Last Great Wilderness - From the Ashes

Stop, listen, what's that sound? Local noise mongers come to tear your house down...

Feature by Dave Kerr | 16 Apr 2006

Following the implosion of their previous incarnation, the disillusioned Edinburgh-based outfit formerly known as Annie Christian took, as vocalist Laurence Lean attributes, "a bit of much needed time away" before regrouping and making a return in 2003 with a hipful of swagger and an approach rife with equal measures of guitar crunch and textured melodicism. "Psychologically, it was important for us to start again with a different name" Lean points out, and as such, their finest achievement to date? "Still being friends who play in a band together."
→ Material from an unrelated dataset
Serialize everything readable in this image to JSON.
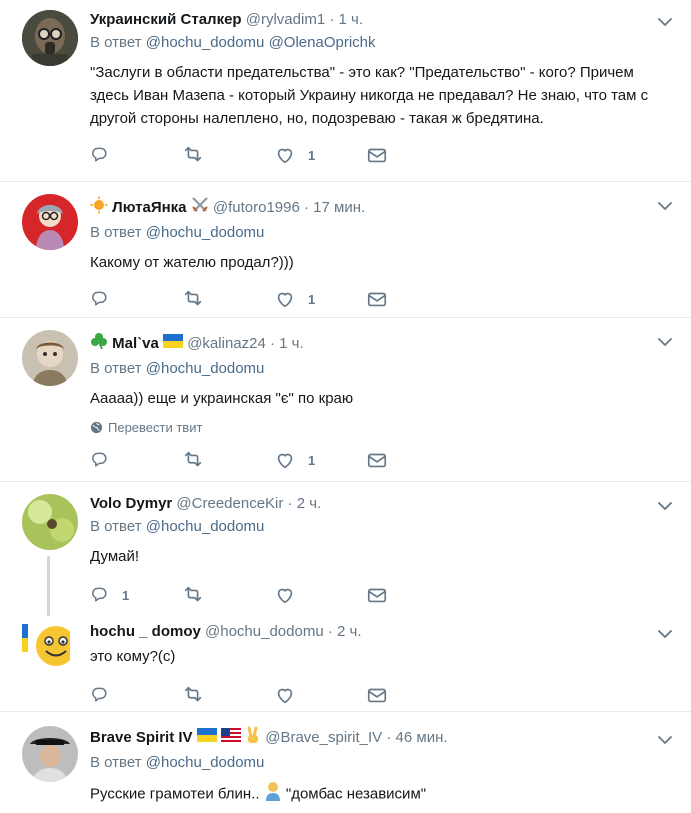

Having enjoyed relative underground success with the taut anthemia of American Pornography (a track that would snuggle up nicely beside anything the Manics put to wax with Richey James), the quartet - rounded out by guitarist Chris Adams, drummer Andrew Hastings and bassist David Hunter - have racked up an impressive tally of electric live shows as the Last Great Wilderness in the past couple of years.
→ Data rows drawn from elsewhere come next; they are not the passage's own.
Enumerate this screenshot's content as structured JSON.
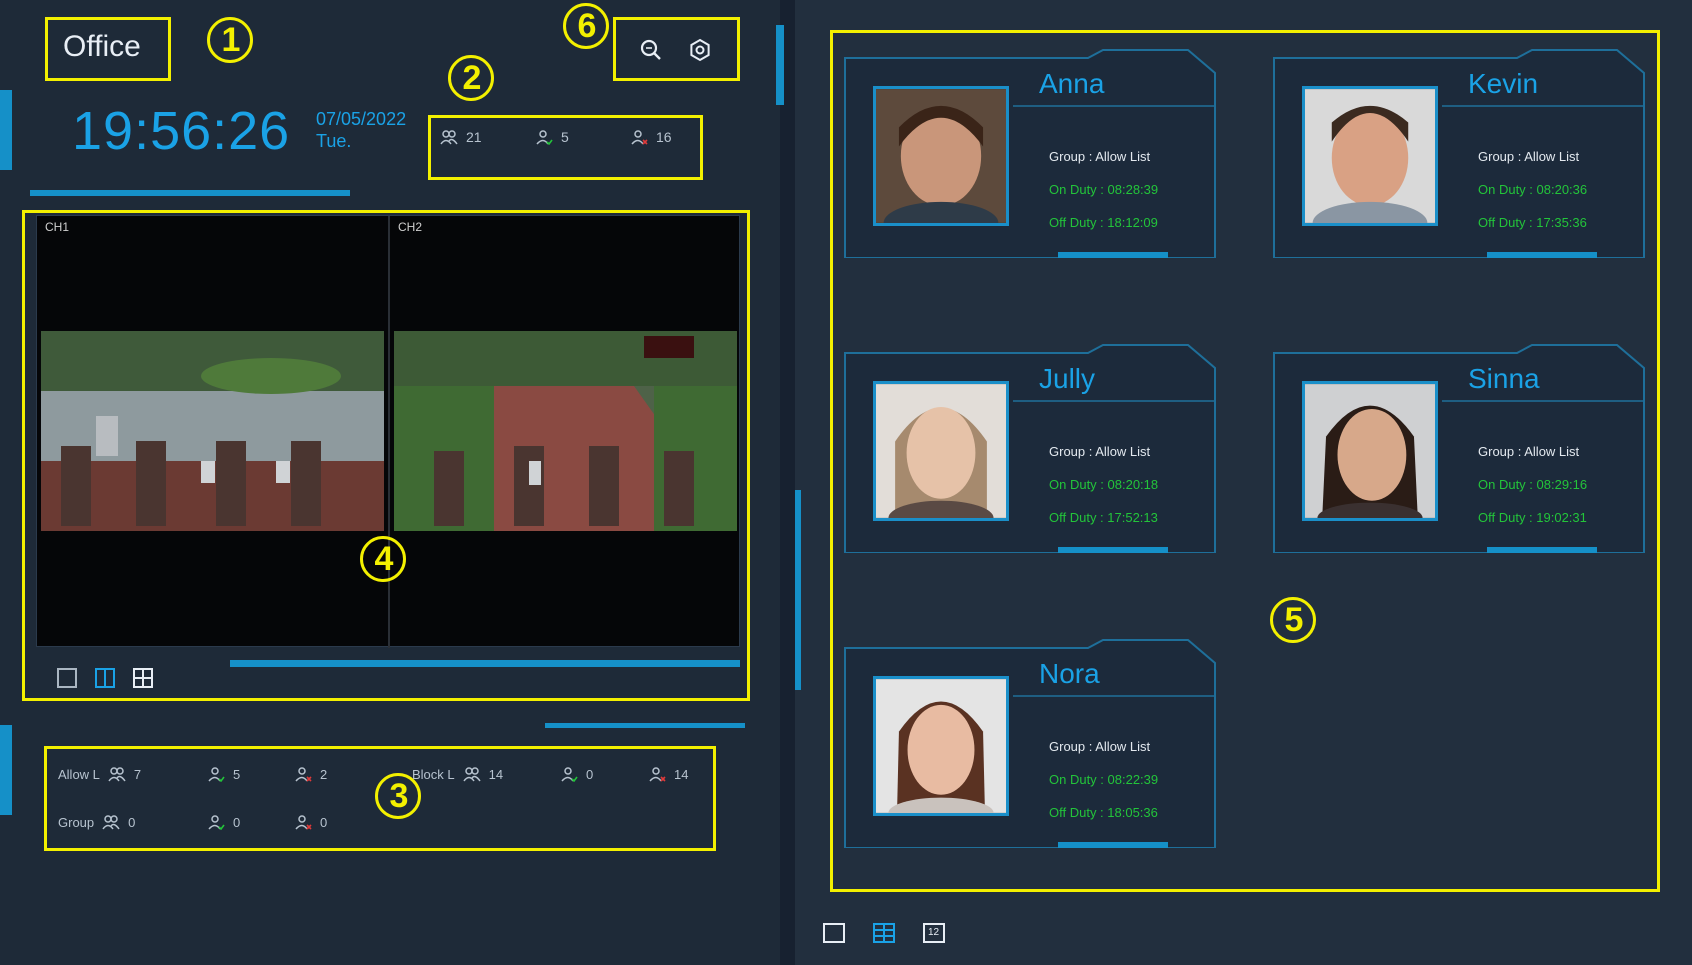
{
  "header": {
    "title": "Office",
    "time": "19:56:26",
    "date": "07/05/2022",
    "weekday": "Tue."
  },
  "summary_stats": {
    "total": "21",
    "present": "5",
    "absent": "16"
  },
  "toolbar": {
    "icons": [
      "search-icon",
      "settings-icon"
    ]
  },
  "video": {
    "channels": [
      {
        "label": "CH1"
      },
      {
        "label": "CH2"
      }
    ],
    "layout_icons": [
      "single-view-icon",
      "dual-view-icon",
      "quad-view-icon"
    ]
  },
  "group_stats": {
    "allow_list": {
      "label": "Allow L",
      "total": "7",
      "present": "5",
      "absent": "2"
    },
    "block_list": {
      "label": "Block L",
      "total": "14",
      "present": "0",
      "absent": "14"
    },
    "group": {
      "label": "Group",
      "total": "0",
      "present": "0",
      "absent": "0"
    }
  },
  "people": [
    {
      "name": "Anna",
      "group": "Group  : Allow List",
      "on_duty": "On Duty  :  08:28:39",
      "off_duty": "Off Duty  :  18:12:09"
    },
    {
      "name": "Kevin",
      "group": "Group  : Allow List",
      "on_duty": "On Duty  :  08:20:36",
      "off_duty": "Off Duty  :  17:35:36"
    },
    {
      "name": "Jully",
      "group": "Group  : Allow List",
      "on_duty": "On Duty  :  08:20:18",
      "off_duty": "Off Duty  :  17:52:13"
    },
    {
      "name": "Sinna",
      "group": "Group  : Allow List",
      "on_duty": "On Duty  :  08:29:16",
      "off_duty": "Off Duty  :  19:02:31"
    },
    {
      "name": "Nora",
      "group": "Group  : Allow List",
      "on_duty": "On Duty  :  08:22:39",
      "off_duty": "Off Duty  :  18:05:36"
    }
  ],
  "right_layout": {
    "icons": [
      "single-view-icon",
      "grid-view-icon",
      "twelve-view-icon"
    ],
    "twelve_label": "12"
  },
  "annotations": [
    "1",
    "2",
    "3",
    "4",
    "5",
    "6"
  ],
  "colors": {
    "accent": "#1aa2e6",
    "on_duty": "#23c43a",
    "highlight": "#f3f000",
    "background": "#1e2a38"
  }
}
The group pull spiritual and lyrical influence from an interesting array of left-wing political and pop cultural regions; "the common thread that links people such as Bill Hicks, Chris Morris, Noam Chomsky, Bret Easton Ellis - I'm very into pages 374/375 of American Psycho at the moment - Hanif Kureshi, Lou Reed and David Bowie", indeed, the mere consideration of such a mish-mash of identities evokes an allusion towards their dreamy moniker.

Having recently holed themselves up to produce fresh material, Lean considers, "what we're writing now, compared with earlier music, is the difference between Pacino in Scarface – very upfront and in your face, and Pacino in The Godfather II – looming, considered, quietly menacing." Of their sonic palette, he continues, "we're drawn to the kind of artists who have real extremes in their music, the intensity of ATDI or Levitation to the quieter introspection of The Blue Nile or The Cocteau Twins" – such dual layering is evident during numerous peaks in their sprawling instrumental 7Letters and the bittersweet brute force of the ethereal High.

As they now exist, LGW appear free of any high minded aspirations, and Laurence conveys the impression that there's some element of contentment in where they are right now, with only the most humble of asks: "When the time is right it would be nice to find a small, independent, family run label that would be happy to release as much or as little as we liked."

Aiming low, perhaps, but with a clear optimism for the scene they've emerged from, Lean suggests, "as far as we can tell there are countless bands being overlooked. There are positive signs that this will change. The Edinburgh scene is really healthy at the moment, with Baby Tiger growing ever stronger, Acoustic Underground offering something different, the resurgent Cabaret Voltaire, and Bannermans playing over 80 bands per month, there has never been a greater choice in Edinburgh."

Last Great Wilderness play Tigerfest at The Swamp Bar @ Caledonian Backpackers on April 29.